One of the differences between birds and bats is that birds have a tail that work as a separate wing surface, while bats have no tail or a tail that is an integrated part of the wings. Findings from our studies of bat wakes have showed strong wing root vortices of opposite sign to the wing tip vortices, indicative of a lower lift production over the bod. Our earliest data from birds did not suggest a lower lift production over the body, which indicated that the birds might use their tail to extract some of the energy in the wake and improve performance.
We conducted the first PIV measurements in the transverse plane behind a free-flying bird during forward flight to test if birds follow the same wake pattern as the bats. We found novel wake structures previously not shown in birds, including wing weak root vortices of opposite as well as the same sign as the wing tip vortices. The difference in strength of the wing tip and wing root vortices was larger than in bats and suggests substantial lift production at the body. Also, the induced downwash, the flow generated by the animal, suggest some lift production at the body i.e. that the body plays a role in weight support during active flight in blackcaps.
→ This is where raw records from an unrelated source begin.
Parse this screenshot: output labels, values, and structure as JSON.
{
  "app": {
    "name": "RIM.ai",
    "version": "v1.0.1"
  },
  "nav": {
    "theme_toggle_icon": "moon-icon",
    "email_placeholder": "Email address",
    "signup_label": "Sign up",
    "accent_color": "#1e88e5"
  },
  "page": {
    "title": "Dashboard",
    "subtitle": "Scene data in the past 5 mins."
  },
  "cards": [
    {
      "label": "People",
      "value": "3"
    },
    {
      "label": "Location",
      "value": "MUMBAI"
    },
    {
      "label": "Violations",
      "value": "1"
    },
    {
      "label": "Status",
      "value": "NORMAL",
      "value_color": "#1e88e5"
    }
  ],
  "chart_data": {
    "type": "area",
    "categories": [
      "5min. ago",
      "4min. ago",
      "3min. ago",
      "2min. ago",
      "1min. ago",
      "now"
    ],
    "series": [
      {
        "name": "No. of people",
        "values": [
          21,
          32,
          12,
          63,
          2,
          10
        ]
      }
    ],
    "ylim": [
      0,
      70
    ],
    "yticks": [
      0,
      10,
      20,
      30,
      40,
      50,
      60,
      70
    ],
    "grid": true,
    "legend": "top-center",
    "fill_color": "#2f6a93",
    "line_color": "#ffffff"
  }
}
To determine if the higher lift generated by the body/tail was indeed a result of the tail interacting with the root vortices, we studied birds both with and without a tail. We were unable to detect any differences in the wake pattern between birds with and without a tail and thus conclude that the birds do not use the tail to exploit vortices shed at the wing root during the downstroke, at least not during steady level flight. Instead the difference in body morphology between birds and bats is the likely cause for the difference in wake pattern. The tail of birds has also been hypothesized to reduce the drag of the bird, by acting as a splitter plate, but our results do not support this hypothesis. Instead our bird with a tail had a slightly higher drag than the one without tail. The function of the tail in birds during level steady flight thus remains unclear.
Last modified 16 Oct 2012